You hear the kettle’s steam whistle rattle through the silence of your zen-like state. Caught in the realization that you’ve been rinsing your rice this whole time, you are thrust back into reality. Ah yes, let’s get back to cooking.

Using the hot water from the kettle, measure 2 & ⅔ cups of water and add to the rice in the saucepan. The water should cover the rice and leave a gap of about a ½ inch. Using high heat, heat the saucepan to boil uncovered. Add a pinch of ground sea salt and a drizzle of olive oil. Once the rice is at a rolling boil, turn down the heat to low, stir rice, and cover with a lid and set timer for 15 minutes. Once the timer goes off, remove from the heat completely, keep covered, and let rest for an additional 15 minutes. Fluff with a fork and serve alongside the stir-fry.

Stir-Fry Continued:

Place 2 Tbsp of soy sauce, 2 tsp cornstarch and 2 Tbsp of water in a small bowl and stir with a whisk or chopsticks. Chopsticks are definitely an underrated tool in the kitchen. Set aside for later use.

Heat your wok or sauté pan with (1) Tbsp of sesame oil on high heat. Swish the oil around the pan to get an evenly coated surface. Add garlic and onion and stir until they have slightly browned, about 1 minute. Add the marinated chicken to the wok/pan and toss, cooking it for about 5 minutes or until browned. Using a slotted spot, remove chicken and place aside on a clean plate. Add the remaining (1) Tbsp of sesame oil to the wok/pan. Carefully and slowly, add chopped vegetables to the wok/pan. The oil in the pan will react with the residual moisture on the produce, causing oil to jump and possibly burn you in the process. Keep tossing the vegetables to distribute high heat evenly, cooking for 2-3 minutes. Add in a ½ cup of low-sodium chicken broth (feel free to use vegetable broth if you’re making this dish vegetarian!) and allow the contents to heat back up. Once heat has resumed, add the chicken back into the wok/pan. Toss contents around to evenly distribute heat and sauce. Taking the small bowl of ingredients we made earlier (soy sauce, cornstarch and water mixture), add to the wok/pan and stir evenly again. Allow for this to cook an additional 3-5 minutes and remove from heat. Serve this vibrant dish with rice and garnish with slices of green onion, parsley & lime slices. Learning more about the dishes we love sure is delicious.

Eat, eat, eat - let’s start to eat and enjoy the meal

chī chī chī” 吃 吃 吃


"How do I choose flavors?

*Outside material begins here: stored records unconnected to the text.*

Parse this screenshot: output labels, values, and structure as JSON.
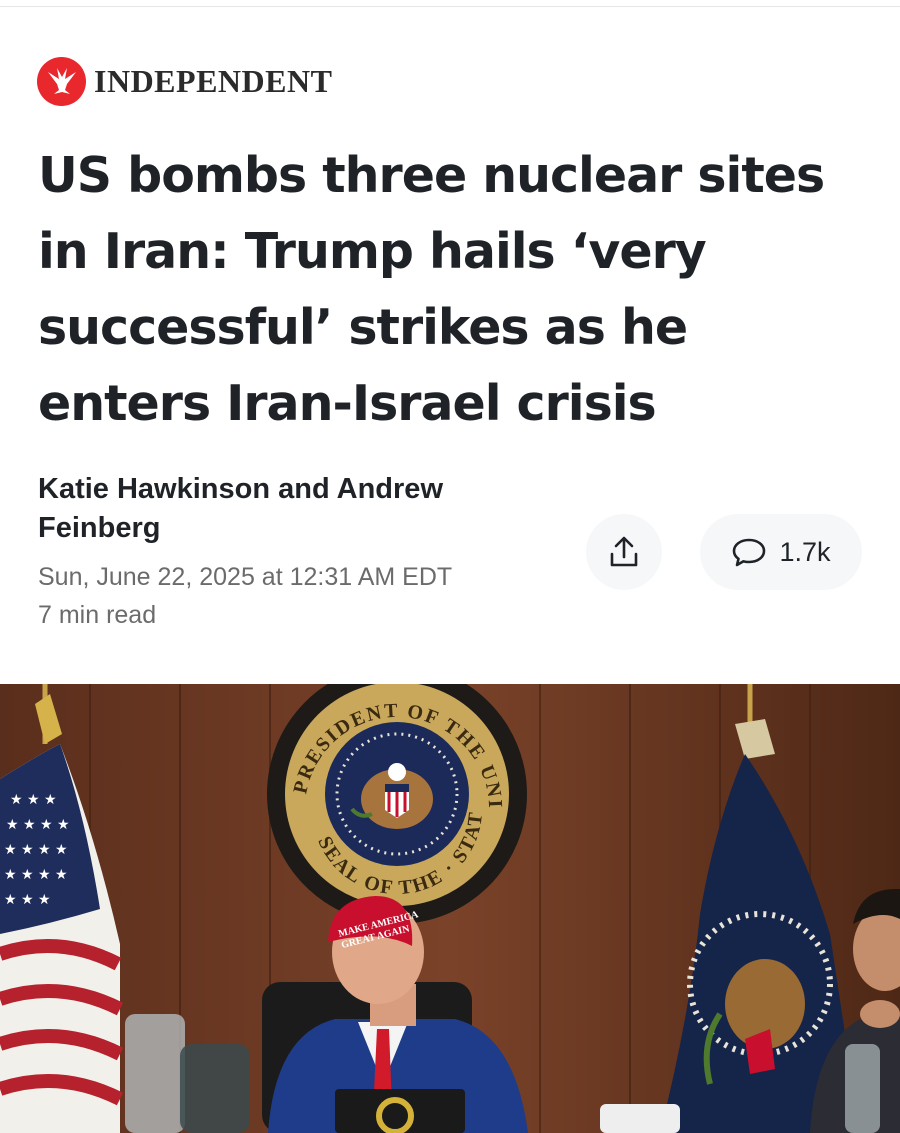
{
  "brand": {
    "name": "INDEPENDENT",
    "logo_icon": "eagle-logo-icon",
    "logo_color": "#e9282d"
  },
  "article": {
    "headline_lines": [
      "US bombs three nuclear sites",
      "in Iran: Trump hails ‘very",
      "successful’ strikes as he",
      "enters Iran-Israel crisis"
    ],
    "byline_lines": [
      "Katie Hawkinson and Andrew",
      "Feinberg"
    ],
    "date": "Sun, June 22, 2025 at 12:31 AM EDT",
    "read_time": "7 min read"
  },
  "actions": {
    "share_icon": "share-icon",
    "comment_icon": "comment-icon",
    "comment_count": "1.7k"
  },
  "image": {
    "seal_text_top": "PRESIDENT OF THE UNITED",
    "seal_text_bottom": "SEAL OF THE · STATES",
    "cap_text_line1": "MAKE AMERICA",
    "cap_text_line2": "GREAT AGAIN"
  }
}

I really don’t know. I started off with apricot because I like apricots. Then it becomes a game to see what other fruits would work. My wife likes strawberries, so I did some strawberry. It just comes to me."